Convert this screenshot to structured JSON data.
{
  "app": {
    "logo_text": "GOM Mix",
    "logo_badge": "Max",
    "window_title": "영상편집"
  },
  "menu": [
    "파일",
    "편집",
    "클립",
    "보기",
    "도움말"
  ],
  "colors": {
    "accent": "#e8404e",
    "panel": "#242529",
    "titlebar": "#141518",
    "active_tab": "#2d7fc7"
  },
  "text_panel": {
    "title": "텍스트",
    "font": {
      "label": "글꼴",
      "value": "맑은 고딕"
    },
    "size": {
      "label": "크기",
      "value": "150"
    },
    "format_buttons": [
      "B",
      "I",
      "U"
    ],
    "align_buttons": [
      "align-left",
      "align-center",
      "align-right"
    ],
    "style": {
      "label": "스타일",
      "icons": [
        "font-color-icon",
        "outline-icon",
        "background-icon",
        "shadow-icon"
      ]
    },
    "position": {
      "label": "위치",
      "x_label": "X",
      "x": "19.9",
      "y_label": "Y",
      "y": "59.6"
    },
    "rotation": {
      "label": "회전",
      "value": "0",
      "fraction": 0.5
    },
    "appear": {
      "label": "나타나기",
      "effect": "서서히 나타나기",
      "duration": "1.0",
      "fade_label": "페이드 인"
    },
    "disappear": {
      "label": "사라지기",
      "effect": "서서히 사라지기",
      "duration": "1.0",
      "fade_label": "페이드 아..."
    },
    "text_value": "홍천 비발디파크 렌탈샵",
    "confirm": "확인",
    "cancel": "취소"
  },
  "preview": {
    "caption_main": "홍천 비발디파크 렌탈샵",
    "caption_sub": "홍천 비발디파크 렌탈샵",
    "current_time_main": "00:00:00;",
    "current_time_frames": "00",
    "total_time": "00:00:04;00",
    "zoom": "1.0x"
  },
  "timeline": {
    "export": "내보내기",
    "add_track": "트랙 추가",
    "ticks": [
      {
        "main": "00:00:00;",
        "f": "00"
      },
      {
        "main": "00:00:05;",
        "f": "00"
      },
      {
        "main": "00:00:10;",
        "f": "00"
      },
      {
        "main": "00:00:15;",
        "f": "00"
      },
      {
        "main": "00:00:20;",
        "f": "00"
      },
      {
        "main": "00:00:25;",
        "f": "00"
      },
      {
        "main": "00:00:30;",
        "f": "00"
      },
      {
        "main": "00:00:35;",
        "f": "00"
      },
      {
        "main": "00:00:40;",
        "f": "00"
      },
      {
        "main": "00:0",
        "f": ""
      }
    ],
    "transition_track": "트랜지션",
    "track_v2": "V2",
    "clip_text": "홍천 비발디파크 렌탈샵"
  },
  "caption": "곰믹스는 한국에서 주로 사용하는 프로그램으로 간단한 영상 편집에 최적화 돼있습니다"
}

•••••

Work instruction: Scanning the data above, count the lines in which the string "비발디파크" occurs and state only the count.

Completed exercise: 4